8Hamilton’s findings bear important theoretical and methodological lessons for students of racial stratification and immigration. By systematically comparing Black immigrants to native-born Blacks and Whites, as well as to more comparable subpopulations (such as movers), Hamilton invites us to think more carefully about the choice of the reference group against which inequalities are measured. Further, his work provides important insights into the ways immigration interacts with and alters racial stratification systems. By reshaping the composition of racial groups, immigration complicates accounts of racial inequality. Hamilton reveals substantial within-race heterogeneity by nativity that goes unobserved when aggregate racial categories are used. Should Black immigrants continue to have better socioeconomic outcomes, the enduring disadvantage of African Americans with respect to Whites will be underestimated unless assessments of inequalities disaggregate racial categories by nativity.
9Two blind spots can be discerned in Hamilton’s analysis. Readers may regret Hamilton’s lack of consideration of skin tone as a possible source of disparities between Black natives and immigrants. As a substantial source of within-race heterogeneity, the role of skin tone in the production of inequalities among the self-identified Black population has received growing attention in the racial stratification literature but is absent here. Second, while Hamilton stresses the potential ramifications of immigration for ethnoracial boundaries, issues of racial classification are undertheorized in the book. The author seems to be largely working under the assumption that Black immigrants identify as Black in the census. More research is needed to establish how immigrants self-report their race or how others categorize them and the consequences of these classifications for inequalities.
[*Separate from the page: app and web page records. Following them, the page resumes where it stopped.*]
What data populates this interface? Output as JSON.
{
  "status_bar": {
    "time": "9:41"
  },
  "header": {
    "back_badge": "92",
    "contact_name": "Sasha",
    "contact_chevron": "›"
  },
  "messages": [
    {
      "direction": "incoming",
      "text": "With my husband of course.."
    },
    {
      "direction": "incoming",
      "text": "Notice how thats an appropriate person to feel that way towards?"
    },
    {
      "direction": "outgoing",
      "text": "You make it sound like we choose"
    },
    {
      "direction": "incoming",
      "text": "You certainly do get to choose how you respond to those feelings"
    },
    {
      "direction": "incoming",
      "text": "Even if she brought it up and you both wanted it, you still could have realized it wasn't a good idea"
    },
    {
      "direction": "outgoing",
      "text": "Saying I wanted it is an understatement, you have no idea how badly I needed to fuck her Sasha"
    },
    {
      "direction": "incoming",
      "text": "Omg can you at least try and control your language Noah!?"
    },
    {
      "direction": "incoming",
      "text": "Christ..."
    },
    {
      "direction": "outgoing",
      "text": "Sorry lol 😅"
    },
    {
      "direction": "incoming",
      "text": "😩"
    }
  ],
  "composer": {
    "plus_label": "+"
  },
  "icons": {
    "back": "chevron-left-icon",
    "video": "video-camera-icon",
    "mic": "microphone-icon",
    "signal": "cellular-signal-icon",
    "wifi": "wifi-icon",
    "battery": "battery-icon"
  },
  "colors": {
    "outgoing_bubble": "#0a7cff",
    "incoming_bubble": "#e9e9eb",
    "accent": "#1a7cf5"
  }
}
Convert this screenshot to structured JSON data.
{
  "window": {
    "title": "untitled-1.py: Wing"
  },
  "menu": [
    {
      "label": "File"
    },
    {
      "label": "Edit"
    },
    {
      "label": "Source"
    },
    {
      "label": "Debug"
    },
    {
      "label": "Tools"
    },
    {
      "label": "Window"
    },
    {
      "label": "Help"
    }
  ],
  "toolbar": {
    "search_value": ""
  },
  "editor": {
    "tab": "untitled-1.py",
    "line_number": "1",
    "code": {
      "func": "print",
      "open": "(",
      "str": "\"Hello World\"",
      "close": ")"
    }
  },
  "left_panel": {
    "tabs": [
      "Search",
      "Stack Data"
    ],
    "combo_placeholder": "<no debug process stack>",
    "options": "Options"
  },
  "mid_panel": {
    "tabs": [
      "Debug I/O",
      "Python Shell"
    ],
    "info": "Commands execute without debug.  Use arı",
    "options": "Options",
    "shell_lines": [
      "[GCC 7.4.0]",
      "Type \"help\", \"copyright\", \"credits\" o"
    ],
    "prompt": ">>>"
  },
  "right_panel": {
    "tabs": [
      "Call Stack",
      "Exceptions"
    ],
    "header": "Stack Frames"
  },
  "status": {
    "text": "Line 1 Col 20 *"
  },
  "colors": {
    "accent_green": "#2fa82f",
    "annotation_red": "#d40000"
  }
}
10Nevertheless, as immigration continues to reshape contemporary social landscapes, Hamilton’s work takes us a step further toward developing methodological approaches and explanatory models that better integrate the double role of race and immigration in the production of social inequalities.